▸ TASK DESCRIPTION: For the string "site", report how many lines in the records below contain it, and nothing more.

▸ EXTRACTED RECORDS:

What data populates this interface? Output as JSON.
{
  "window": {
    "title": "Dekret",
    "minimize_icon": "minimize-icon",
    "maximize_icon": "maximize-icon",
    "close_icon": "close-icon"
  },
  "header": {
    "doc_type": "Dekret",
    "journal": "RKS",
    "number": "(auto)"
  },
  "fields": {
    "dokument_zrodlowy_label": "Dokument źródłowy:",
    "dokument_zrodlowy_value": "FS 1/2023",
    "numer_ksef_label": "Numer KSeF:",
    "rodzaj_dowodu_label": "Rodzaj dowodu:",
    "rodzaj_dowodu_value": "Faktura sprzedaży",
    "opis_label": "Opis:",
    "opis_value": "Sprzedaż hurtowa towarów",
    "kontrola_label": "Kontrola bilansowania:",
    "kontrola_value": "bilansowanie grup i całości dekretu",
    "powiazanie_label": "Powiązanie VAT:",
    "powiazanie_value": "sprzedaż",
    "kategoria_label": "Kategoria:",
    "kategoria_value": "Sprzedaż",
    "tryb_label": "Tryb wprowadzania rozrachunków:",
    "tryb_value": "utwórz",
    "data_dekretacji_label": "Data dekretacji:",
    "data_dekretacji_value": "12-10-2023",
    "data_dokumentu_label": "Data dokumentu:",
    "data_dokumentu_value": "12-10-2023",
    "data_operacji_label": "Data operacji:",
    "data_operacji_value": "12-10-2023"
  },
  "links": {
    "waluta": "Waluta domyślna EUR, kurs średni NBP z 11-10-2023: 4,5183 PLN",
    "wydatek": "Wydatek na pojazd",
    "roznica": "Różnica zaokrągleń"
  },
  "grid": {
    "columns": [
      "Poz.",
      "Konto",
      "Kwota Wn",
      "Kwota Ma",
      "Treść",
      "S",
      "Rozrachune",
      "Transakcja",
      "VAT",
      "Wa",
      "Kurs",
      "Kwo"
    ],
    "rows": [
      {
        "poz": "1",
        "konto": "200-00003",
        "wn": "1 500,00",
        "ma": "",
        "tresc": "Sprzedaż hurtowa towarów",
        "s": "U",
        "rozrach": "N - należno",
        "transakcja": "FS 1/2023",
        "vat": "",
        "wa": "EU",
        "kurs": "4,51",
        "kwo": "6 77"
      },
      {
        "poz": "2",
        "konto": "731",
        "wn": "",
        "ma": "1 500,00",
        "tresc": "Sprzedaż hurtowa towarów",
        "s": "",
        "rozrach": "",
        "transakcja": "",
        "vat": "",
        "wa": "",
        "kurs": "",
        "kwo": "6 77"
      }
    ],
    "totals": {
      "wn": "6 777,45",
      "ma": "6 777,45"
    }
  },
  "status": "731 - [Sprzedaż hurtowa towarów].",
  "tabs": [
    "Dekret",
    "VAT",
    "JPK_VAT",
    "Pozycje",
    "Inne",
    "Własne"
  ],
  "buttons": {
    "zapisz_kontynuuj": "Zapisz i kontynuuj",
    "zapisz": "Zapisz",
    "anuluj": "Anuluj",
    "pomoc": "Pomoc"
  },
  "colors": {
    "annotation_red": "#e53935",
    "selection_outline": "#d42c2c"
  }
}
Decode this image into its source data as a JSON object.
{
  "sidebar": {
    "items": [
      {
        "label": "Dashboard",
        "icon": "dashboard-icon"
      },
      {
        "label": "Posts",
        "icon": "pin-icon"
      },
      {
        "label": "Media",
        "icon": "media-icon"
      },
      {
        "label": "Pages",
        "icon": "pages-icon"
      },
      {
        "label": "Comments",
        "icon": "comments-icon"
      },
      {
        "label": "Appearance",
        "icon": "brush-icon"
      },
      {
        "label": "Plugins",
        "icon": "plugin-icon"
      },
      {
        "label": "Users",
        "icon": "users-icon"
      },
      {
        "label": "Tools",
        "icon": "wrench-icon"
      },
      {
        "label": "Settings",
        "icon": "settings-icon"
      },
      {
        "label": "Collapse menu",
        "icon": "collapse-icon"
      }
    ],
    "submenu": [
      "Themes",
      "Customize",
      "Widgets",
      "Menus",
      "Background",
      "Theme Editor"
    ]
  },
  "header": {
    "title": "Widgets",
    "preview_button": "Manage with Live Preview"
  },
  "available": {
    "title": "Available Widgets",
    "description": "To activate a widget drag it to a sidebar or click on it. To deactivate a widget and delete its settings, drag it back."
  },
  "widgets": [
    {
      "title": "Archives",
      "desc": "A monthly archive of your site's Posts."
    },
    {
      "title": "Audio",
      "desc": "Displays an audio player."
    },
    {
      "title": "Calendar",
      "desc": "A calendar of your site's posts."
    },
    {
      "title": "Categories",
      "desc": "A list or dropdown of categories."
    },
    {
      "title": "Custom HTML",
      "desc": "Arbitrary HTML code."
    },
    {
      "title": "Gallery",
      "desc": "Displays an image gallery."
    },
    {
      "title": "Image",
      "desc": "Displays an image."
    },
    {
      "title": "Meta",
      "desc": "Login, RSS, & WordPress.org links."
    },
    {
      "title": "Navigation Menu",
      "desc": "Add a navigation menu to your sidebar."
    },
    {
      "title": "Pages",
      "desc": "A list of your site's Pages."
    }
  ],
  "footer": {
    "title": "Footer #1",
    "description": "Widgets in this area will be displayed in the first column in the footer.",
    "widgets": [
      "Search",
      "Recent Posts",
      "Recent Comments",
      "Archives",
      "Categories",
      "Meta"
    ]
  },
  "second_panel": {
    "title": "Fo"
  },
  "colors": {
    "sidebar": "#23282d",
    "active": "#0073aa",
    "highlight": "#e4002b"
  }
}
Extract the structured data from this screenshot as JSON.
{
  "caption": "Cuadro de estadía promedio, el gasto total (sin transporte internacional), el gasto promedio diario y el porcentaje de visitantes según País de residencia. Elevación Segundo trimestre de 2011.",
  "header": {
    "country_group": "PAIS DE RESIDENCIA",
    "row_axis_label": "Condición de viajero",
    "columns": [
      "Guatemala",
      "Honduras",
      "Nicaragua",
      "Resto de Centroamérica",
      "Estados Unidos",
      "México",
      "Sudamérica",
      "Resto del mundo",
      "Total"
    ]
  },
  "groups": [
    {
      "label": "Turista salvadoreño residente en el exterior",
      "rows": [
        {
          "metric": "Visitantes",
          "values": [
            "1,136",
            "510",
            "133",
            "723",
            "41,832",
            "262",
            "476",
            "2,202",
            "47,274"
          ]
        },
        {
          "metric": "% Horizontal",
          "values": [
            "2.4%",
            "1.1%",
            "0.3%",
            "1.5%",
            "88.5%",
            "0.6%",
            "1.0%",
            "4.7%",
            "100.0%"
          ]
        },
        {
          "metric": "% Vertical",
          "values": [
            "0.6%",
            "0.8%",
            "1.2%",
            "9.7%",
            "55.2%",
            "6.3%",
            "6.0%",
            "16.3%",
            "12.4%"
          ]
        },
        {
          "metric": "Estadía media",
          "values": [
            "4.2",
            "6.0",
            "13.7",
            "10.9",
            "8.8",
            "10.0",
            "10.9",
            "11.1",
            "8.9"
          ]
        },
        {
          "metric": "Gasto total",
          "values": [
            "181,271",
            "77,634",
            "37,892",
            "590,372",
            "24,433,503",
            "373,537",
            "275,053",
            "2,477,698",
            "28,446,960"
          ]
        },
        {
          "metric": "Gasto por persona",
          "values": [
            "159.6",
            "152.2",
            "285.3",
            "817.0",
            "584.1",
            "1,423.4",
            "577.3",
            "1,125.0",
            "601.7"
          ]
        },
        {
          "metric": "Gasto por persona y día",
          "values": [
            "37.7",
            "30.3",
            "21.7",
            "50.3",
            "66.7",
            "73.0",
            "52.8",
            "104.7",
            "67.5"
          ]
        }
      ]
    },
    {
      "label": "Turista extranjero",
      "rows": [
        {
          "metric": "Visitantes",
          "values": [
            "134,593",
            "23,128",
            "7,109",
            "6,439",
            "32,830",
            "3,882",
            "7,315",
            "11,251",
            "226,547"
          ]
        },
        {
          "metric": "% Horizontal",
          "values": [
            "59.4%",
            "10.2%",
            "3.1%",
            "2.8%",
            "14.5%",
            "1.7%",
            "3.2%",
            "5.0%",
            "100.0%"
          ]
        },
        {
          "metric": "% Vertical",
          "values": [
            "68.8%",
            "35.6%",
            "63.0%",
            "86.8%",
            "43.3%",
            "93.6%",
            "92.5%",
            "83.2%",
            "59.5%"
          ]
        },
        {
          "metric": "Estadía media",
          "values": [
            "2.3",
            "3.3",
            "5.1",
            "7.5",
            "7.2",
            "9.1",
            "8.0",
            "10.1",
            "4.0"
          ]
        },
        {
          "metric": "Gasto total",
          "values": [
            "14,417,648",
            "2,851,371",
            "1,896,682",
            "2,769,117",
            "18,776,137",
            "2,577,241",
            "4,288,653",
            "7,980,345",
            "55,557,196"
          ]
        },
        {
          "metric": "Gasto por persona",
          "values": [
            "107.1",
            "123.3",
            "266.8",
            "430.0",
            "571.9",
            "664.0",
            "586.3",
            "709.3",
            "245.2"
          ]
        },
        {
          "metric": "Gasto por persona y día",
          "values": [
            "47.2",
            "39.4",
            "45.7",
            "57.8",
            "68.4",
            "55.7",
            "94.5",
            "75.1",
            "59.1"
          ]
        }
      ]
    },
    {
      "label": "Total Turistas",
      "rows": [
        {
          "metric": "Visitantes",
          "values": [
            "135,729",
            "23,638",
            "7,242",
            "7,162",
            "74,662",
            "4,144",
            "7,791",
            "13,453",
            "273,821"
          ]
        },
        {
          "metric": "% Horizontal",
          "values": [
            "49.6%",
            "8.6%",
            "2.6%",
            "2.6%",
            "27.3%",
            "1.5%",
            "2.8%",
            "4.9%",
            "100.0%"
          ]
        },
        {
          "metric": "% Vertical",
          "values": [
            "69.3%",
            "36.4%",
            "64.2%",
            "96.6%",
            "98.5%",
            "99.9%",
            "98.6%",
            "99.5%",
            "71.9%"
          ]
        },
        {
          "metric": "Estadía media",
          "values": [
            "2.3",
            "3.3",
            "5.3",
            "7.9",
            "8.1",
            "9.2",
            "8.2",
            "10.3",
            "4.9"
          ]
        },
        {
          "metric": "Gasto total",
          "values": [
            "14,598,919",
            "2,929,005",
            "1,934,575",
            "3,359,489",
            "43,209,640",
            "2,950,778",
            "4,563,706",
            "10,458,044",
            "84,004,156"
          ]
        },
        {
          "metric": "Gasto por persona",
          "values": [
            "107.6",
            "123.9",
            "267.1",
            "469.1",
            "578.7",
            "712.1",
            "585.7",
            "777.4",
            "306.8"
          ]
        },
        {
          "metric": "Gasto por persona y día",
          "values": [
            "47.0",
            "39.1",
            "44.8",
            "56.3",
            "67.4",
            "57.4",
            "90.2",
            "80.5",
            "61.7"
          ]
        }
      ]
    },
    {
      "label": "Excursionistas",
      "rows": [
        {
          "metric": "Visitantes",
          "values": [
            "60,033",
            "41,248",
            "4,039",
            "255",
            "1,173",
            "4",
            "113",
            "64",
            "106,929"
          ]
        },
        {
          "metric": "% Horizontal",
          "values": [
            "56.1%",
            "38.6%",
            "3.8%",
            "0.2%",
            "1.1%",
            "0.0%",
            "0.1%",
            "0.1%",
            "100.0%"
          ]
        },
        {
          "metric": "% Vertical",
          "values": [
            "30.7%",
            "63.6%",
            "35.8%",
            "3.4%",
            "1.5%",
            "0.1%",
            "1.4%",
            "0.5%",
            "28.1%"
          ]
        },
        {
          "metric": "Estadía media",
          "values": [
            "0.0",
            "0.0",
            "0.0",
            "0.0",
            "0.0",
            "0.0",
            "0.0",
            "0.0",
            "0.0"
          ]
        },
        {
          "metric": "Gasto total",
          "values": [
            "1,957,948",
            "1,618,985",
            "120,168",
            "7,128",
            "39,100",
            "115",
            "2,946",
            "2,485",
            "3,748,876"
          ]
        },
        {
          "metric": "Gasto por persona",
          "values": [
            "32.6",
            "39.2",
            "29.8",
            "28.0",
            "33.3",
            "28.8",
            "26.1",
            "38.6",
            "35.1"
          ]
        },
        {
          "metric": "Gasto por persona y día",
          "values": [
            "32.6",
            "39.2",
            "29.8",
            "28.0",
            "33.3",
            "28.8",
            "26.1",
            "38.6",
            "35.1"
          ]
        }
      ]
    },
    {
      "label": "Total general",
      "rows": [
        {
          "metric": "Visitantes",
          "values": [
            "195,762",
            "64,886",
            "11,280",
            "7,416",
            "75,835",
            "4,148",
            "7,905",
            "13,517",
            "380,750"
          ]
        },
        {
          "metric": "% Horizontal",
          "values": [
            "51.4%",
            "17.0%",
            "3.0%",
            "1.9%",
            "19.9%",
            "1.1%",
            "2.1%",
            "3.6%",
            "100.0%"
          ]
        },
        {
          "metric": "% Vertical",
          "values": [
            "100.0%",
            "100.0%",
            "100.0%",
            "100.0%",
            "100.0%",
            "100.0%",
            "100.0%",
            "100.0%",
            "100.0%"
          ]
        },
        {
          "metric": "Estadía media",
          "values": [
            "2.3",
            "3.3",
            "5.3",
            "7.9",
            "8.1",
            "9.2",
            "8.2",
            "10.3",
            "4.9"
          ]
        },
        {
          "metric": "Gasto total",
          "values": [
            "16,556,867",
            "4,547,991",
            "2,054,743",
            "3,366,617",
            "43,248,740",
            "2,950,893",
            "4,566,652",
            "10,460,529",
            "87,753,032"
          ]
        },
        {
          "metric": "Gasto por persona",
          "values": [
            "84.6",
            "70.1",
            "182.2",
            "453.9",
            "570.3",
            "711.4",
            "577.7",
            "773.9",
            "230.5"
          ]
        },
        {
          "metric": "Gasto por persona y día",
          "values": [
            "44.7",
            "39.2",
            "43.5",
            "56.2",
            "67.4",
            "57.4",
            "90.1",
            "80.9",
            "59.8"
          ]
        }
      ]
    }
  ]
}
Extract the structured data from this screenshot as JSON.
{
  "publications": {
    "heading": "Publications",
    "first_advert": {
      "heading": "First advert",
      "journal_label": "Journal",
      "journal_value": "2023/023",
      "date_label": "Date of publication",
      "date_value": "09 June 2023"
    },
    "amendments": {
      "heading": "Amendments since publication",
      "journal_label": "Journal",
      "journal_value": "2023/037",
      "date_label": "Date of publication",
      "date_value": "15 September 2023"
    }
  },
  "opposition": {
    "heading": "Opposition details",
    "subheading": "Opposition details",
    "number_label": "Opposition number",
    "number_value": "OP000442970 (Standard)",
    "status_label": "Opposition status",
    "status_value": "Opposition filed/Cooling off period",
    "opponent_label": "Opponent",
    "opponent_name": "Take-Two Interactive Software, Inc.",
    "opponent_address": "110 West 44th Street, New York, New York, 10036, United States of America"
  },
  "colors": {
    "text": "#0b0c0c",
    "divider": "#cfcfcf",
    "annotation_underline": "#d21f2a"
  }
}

▸ EXPECTED OUTPUT: 3